TASK GOAL: Repeat each entry exactly; omit all pictures.

Excerpts from a dataset:
════════
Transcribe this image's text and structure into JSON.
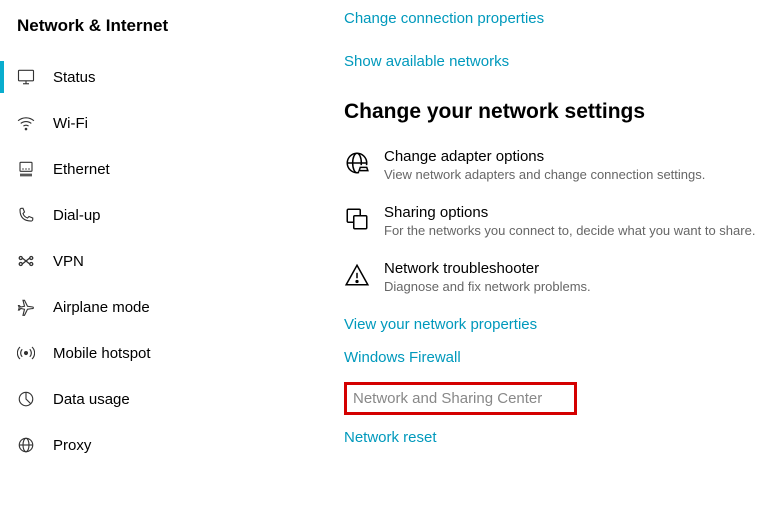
{
  "sidebar": {
    "title": "Network & Internet",
    "items": [
      {
        "label": "Status"
      },
      {
        "label": "Wi-Fi"
      },
      {
        "label": "Ethernet"
      },
      {
        "label": "Dial-up"
      },
      {
        "label": "VPN"
      },
      {
        "label": "Airplane mode"
      },
      {
        "label": "Mobile hotspot"
      },
      {
        "label": "Data usage"
      },
      {
        "label": "Proxy"
      }
    ]
  },
  "main": {
    "top_links": {
      "change_props": "Change connection properties",
      "show_networks": "Show available networks"
    },
    "section_heading": "Change your network settings",
    "settings": [
      {
        "title": "Change adapter options",
        "desc": "View network adapters and change connection settings."
      },
      {
        "title": "Sharing options",
        "desc": "For the networks you connect to, decide what you want to share."
      },
      {
        "title": "Network troubleshooter",
        "desc": "Diagnose and fix network problems."
      }
    ],
    "links": {
      "view_props": "View your network properties",
      "firewall": "Windows Firewall",
      "sharing_center": "Network and Sharing Center",
      "reset": "Network reset"
    }
  }
}
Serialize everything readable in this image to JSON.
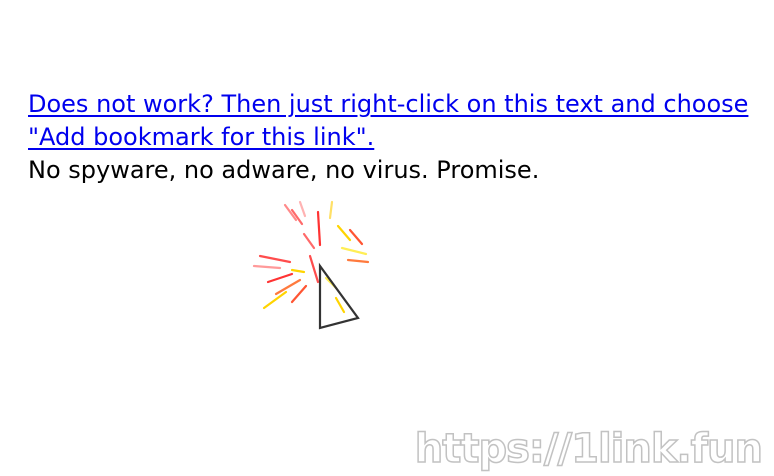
{
  "main": {
    "link_text": "Does not work? Then just right-click on this text and choose \"Add bookmark for this link\".",
    "note_text": "No spyware, no adware, no virus. Promise."
  },
  "cursor": {
    "icon": "arrow-cursor-icon",
    "sparkle_icon": "sparkle-burst-icon",
    "colors": [
      "#ff3333",
      "#ff7a3d",
      "#ffd400",
      "#ffee55"
    ]
  },
  "watermark": {
    "text": "https://1link.fun"
  }
}
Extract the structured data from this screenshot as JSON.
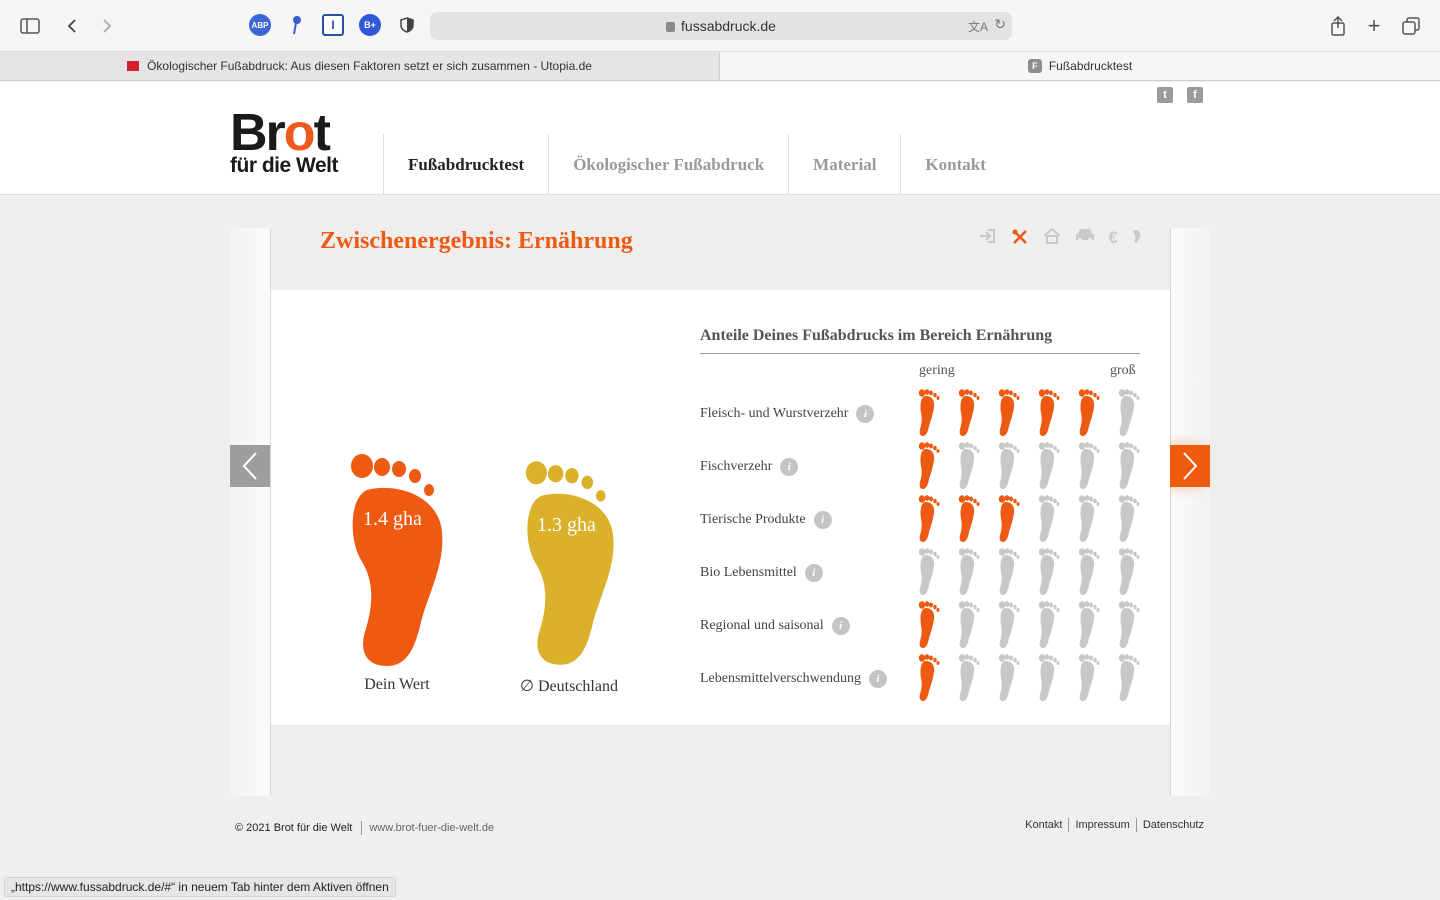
{
  "browser": {
    "url": "fussabdruck.de",
    "tabs": [
      {
        "title": "Ökologischer Fußabdruck: Aus diesen Faktoren setzt er sich zusammen - Utopia.de"
      },
      {
        "title": "Fußabdrucktest"
      }
    ],
    "extensions": [
      "ABP",
      "B+"
    ],
    "status_text": "„https://www.fussabdruck.de/#“ in neuem Tab hinter dem Aktiven öffnen"
  },
  "site": {
    "logo_top": "Br",
    "logo_o": "o",
    "logo_t": "t",
    "logo_bottom": "für die Welt",
    "nav": [
      {
        "label": "Fußabdrucktest",
        "active": true
      },
      {
        "label": "Ökologischer Fußabdruck",
        "active": false
      },
      {
        "label": "Material",
        "active": false
      },
      {
        "label": "Kontakt",
        "active": false
      }
    ]
  },
  "result": {
    "title": "Zwischenergebnis: Ernährung",
    "categories": [
      "login-icon",
      "food-icon",
      "home-icon",
      "car-icon",
      "euro-icon",
      "foot-icon"
    ],
    "active_category": 1,
    "your_value": "1.4 gha",
    "your_label": "Dein Wert",
    "avg_value": "1.3 gha",
    "avg_label": "∅ Deutschland",
    "colors": {
      "orange": "#ee5a12",
      "gold": "#dbb12c",
      "grey": "#c8c8c8"
    }
  },
  "breakdown": {
    "title": "Anteile Deines Fußabdrucks im Bereich Ernährung",
    "scale_low": "gering",
    "scale_high": "groß",
    "info_symbol": "i",
    "rows": [
      {
        "label": "Fleisch- und Wurstverzehr",
        "level": 5
      },
      {
        "label": "Fischverzehr",
        "level": 1
      },
      {
        "label": "Tierische Produkte",
        "level": 3
      },
      {
        "label": "Bio Lebensmittel",
        "level": 0
      },
      {
        "label": "Regional und saisonal",
        "level": 1
      },
      {
        "label": "Lebensmittelverschwendung",
        "level": 1
      }
    ],
    "max_level": 6
  },
  "footer": {
    "copyright": "© 2021 Brot für die Welt",
    "site_url": "www.brot-fuer-die-welt.de",
    "links": [
      "Kontakt",
      "Impressum",
      "Datenschutz"
    ]
  }
}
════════
WRITTEN SOLUTION:
Transcribe this image's text and structure into JSON.
{
  "sidebar": {
    "title": "Network & Internet",
    "items": [
      {
        "label": "Status"
      },
      {
        "label": "Wi-Fi"
      },
      {
        "label": "Ethernet"
      },
      {
        "label": "Dial-up"
      },
      {
        "label": "VPN"
      },
      {
        "label": "Airplane mode"
      },
      {
        "label": "Mobile hotspot"
      },
      {
        "label": "Data usage"
      },
      {
        "label": "Proxy"
      }
    ]
  },
  "main": {
    "top_links": {
      "change_props": "Change connection properties",
      "show_networks": "Show available networks"
    },
    "section_heading": "Change your network settings",
    "settings": [
      {
        "title": "Change adapter options",
        "desc": "View network adapters and change connection settings."
      },
      {
        "title": "Sharing options",
        "desc": "For the networks you connect to, decide what you want to share."
      },
      {
        "title": "Network troubleshooter",
        "desc": "Diagnose and fix network problems."
      }
    ],
    "links": {
      "view_props": "View your network properties",
      "firewall": "Windows Firewall",
      "sharing_center": "Network and Sharing Center",
      "reset": "Network reset"
    }
  }
}
Serialize everything readable in this image to JSON.
{
  "main": {
    "link_text": "Does not work? Then just right-click on this text and choose \"Add bookmark for this link\".",
    "note_text": "No spyware, no adware, no virus. Promise."
  },
  "cursor": {
    "icon": "arrow-cursor-icon",
    "sparkle_icon": "sparkle-burst-icon",
    "colors": [
      "#ff3333",
      "#ff7a3d",
      "#ffd400",
      "#ffee55"
    ]
  },
  "watermark": {
    "text": "https://1link.fun"
  }
}
Extract the structured data from this screenshot as JSON.
{
  "browser": {
    "url": "fussabdruck.de",
    "tabs": [
      {
        "title": "Ökologischer Fußabdruck: Aus diesen Faktoren setzt er sich zusammen - Utopia.de"
      },
      {
        "title": "Fußabdrucktest"
      }
    ],
    "extensions": [
      "ABP",
      "B+"
    ],
    "status_text": "„https://www.fussabdruck.de/#“ in neuem Tab hinter dem Aktiven öffnen"
  },
  "site": {
    "logo_top": "Br",
    "logo_o": "o",
    "logo_t": "t",
    "logo_bottom": "für die Welt",
    "nav": [
      {
        "label": "Fußabdrucktest",
        "active": true
      },
      {
        "label": "Ökologischer Fußabdruck",
        "active": false
      },
      {
        "label": "Material",
        "active": false
      },
      {
        "label": "Kontakt",
        "active": false
      }
    ]
  },
  "result": {
    "title": "Zwischenergebnis: Ernährung",
    "categories": [
      "login-icon",
      "food-icon",
      "home-icon",
      "car-icon",
      "euro-icon",
      "foot-icon"
    ],
    "active_category": 1,
    "your_value": "1.4 gha",
    "your_label": "Dein Wert",
    "avg_value": "1.3 gha",
    "avg_label": "∅ Deutschland",
    "colors": {
      "orange": "#ee5a12",
      "gold": "#dbb12c",
      "grey": "#c8c8c8"
    }
  },
  "breakdown": {
    "title": "Anteile Deines Fußabdrucks im Bereich Ernährung",
    "scale_low": "gering",
    "scale_high": "groß",
    "info_symbol": "i",
    "rows": [
      {
        "label": "Fleisch- und Wurstverzehr",
        "level": 5
      },
      {
        "label": "Fischverzehr",
        "level": 1
      },
      {
        "label": "Tierische Produkte",
        "level": 3
      },
      {
        "label": "Bio Lebensmittel",
        "level": 0
      },
      {
        "label": "Regional und saisonal",
        "level": 1
      },
      {
        "label": "Lebensmittelverschwendung",
        "level": 1
      }
    ],
    "max_level": 6
  },
  "footer": {
    "copyright": "© 2021 Brot für die Welt",
    "site_url": "www.brot-fuer-die-welt.de",
    "links": [
      "Kontakt",
      "Impressum",
      "Datenschutz"
    ]
  }
}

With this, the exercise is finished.